At the time, most Chicagoans supported Daley, and believed the protesters had gotten a well-deserved ass-kicking. (I was eight years old at the time and I remember my father cheering on the cops.) The “losers”, however, wrote the history books–scads of reporters and intellectuals got beaten up in the mayhem, and wrote eloquent condemnations of the police and the city after the fact. The episode is now remembered as a low point in city history.

My most vivid memory was Dan Rather getting roughed up on the floor. As Cronkite said, there were a bunch of thugs down there.

From this site

Tuesday, August 27th

I have a slight scar on my left cheek from a police nightstick on this night in Lincoln Park. I woke up in a cell jammed with other people picked up in the sweep. They held us for a few hours then kicked us loose on foot. On the way back to the park, I bought a silver peace symbol about the size of a dime that I have worn ever since.

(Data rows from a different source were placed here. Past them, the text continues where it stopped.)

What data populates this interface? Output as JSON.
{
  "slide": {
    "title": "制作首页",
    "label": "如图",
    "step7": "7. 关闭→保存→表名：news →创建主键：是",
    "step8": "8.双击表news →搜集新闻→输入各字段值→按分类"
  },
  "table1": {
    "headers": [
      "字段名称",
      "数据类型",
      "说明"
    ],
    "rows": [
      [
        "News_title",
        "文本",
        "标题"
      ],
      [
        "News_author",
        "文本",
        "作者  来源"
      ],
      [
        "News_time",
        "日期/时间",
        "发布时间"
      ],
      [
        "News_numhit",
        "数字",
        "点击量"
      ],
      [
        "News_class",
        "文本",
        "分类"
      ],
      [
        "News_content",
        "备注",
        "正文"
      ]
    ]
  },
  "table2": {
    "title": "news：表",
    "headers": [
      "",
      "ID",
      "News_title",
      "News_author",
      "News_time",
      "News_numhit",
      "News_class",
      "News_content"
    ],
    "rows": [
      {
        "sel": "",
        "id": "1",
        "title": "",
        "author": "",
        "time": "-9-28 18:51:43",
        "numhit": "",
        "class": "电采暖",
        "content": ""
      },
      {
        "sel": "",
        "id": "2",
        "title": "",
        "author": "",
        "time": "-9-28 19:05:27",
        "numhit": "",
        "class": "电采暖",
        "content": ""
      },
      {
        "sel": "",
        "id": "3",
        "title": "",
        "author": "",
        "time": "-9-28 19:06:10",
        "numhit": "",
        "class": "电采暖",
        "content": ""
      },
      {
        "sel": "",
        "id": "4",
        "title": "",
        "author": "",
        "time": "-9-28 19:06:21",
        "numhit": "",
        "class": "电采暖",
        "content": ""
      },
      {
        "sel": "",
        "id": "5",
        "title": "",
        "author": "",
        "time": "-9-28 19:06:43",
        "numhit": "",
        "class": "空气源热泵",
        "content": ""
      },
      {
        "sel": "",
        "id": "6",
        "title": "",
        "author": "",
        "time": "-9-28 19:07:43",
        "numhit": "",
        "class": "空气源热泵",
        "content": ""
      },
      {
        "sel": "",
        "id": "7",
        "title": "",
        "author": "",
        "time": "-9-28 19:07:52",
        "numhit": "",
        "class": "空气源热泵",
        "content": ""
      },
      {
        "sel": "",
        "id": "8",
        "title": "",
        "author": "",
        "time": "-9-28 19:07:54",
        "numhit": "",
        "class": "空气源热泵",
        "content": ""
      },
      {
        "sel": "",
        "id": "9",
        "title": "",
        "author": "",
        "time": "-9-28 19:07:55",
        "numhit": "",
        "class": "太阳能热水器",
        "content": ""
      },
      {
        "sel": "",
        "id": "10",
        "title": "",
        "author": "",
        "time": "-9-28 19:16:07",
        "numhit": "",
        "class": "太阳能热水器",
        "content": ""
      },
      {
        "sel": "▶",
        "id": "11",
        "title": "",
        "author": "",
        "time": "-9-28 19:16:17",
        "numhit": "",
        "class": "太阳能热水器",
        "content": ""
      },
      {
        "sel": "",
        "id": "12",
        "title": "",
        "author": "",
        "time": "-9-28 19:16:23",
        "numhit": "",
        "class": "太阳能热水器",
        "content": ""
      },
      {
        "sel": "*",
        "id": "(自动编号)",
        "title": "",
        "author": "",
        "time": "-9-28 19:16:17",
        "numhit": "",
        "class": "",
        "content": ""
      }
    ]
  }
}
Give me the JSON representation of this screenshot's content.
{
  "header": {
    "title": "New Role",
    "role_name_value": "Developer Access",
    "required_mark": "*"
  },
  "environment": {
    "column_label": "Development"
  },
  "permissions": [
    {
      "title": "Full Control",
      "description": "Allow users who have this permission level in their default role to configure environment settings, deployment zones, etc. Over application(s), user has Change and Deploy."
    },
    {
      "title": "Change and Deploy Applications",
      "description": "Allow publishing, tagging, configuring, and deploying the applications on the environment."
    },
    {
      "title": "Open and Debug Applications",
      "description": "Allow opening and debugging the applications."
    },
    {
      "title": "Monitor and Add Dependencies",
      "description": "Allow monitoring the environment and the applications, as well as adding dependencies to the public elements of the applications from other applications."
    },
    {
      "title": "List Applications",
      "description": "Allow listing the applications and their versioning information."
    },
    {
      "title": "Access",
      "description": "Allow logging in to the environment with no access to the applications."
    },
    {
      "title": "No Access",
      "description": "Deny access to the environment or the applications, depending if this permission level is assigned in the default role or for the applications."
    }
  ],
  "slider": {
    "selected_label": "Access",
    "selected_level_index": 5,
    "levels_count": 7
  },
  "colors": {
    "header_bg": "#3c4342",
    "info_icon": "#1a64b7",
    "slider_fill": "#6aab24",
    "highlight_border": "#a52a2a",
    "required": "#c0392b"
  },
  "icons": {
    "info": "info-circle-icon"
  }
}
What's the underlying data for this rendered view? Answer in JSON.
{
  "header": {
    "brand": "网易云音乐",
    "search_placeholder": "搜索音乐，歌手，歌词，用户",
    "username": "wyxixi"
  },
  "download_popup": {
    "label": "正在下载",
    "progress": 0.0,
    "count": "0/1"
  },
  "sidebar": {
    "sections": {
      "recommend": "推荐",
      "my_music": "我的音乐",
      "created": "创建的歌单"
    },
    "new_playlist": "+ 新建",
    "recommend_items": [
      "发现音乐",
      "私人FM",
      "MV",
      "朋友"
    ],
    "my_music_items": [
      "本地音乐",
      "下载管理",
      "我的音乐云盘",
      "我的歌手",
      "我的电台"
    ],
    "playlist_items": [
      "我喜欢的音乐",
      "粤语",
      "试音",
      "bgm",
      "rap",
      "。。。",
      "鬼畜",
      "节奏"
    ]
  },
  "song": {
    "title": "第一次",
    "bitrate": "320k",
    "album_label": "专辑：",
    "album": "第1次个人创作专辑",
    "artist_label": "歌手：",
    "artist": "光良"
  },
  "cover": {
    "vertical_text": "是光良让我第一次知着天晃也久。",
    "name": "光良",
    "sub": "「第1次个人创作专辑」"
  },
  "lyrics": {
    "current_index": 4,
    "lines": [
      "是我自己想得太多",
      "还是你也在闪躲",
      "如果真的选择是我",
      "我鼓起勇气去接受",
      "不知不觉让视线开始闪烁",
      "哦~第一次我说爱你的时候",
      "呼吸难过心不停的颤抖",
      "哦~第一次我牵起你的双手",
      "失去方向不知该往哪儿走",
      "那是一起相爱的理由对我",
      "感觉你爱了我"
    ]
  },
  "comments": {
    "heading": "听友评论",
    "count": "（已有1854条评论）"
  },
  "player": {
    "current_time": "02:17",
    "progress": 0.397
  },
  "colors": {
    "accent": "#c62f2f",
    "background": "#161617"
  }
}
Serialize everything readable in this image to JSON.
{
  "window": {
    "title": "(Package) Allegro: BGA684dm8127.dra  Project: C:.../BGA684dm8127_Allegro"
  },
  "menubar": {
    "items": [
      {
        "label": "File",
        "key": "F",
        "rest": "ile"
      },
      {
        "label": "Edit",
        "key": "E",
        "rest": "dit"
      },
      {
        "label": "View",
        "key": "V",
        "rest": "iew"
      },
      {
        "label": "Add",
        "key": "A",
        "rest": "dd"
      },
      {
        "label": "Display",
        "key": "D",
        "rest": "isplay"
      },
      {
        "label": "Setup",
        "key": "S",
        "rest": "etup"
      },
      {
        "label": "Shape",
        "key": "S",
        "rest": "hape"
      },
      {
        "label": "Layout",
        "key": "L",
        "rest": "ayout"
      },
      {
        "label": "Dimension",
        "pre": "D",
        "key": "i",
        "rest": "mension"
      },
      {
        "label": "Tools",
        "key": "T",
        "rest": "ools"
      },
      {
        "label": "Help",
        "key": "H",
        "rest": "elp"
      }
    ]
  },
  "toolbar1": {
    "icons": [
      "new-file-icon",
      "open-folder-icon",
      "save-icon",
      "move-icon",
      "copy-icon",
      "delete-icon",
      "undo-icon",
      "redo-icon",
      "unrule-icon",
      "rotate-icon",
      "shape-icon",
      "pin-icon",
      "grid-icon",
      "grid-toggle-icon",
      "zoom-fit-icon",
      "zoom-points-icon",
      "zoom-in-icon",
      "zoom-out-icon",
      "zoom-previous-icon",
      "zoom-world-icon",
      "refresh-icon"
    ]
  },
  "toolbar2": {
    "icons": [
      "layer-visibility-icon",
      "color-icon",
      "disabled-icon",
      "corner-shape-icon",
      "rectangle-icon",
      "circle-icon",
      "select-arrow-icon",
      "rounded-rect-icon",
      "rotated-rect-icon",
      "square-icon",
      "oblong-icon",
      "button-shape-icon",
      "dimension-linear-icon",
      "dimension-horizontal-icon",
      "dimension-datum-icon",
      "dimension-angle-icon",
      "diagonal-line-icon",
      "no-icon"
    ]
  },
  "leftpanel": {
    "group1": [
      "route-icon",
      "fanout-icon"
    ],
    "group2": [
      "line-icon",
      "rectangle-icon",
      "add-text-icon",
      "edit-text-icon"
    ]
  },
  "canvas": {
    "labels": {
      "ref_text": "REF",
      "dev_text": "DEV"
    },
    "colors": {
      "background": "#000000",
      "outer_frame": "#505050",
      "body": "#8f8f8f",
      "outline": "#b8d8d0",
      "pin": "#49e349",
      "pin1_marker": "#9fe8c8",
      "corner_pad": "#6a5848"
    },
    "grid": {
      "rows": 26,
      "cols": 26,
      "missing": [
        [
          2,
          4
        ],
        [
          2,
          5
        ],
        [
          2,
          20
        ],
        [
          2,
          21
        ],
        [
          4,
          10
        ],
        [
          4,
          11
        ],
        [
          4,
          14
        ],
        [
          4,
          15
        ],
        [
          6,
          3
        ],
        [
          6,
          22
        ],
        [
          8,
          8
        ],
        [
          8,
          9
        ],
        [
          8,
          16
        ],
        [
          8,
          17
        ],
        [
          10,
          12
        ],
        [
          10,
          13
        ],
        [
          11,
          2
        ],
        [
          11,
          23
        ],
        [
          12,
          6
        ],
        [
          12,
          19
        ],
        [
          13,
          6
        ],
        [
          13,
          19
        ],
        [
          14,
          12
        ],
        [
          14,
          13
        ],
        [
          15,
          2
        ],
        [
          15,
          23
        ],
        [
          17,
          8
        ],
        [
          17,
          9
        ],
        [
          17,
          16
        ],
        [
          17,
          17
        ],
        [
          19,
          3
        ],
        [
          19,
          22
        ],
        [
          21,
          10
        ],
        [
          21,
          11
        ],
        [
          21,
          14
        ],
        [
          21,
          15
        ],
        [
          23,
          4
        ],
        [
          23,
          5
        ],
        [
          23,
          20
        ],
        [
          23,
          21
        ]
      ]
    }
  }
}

My God! Can this really be forty years ago???

Good thing those mostly Irish police didn’t know that he was a British MP, or he would have really gotten it!

longhair, that’s absolutely fascinating! To actually know of someone who was there and did their bit. I can imagine that peace sign is extremely special to you. Wow!!

And I must admit that I’d have loved to seen exactly what the National Guard would’ve done if the Pentagon had begun to levitate. :smiley:

I like this part:


Any Dopers remember what the pig was charge with? Was the pig read his/her Miranda rights? :stuck_out_tongue:

On the subject of the trial, this film is recommended.

Also, for anyone who wants to know more about the riots, check out the movie Medium Cool, which was shot verite-style during the actual events. It’s kind of an uneven film but the stuff that’s great about it makes it more than worthwhile viewing.

I’m still trying to get my head around the concept of “no primary elections.” So the great unwashed* spent their time petitioning their state party leaders, trying to convince them to vote for this one vs that one? And the Presidential hopefuls spent their time also schmoozing the party leaders?
*those who cared enough, of course.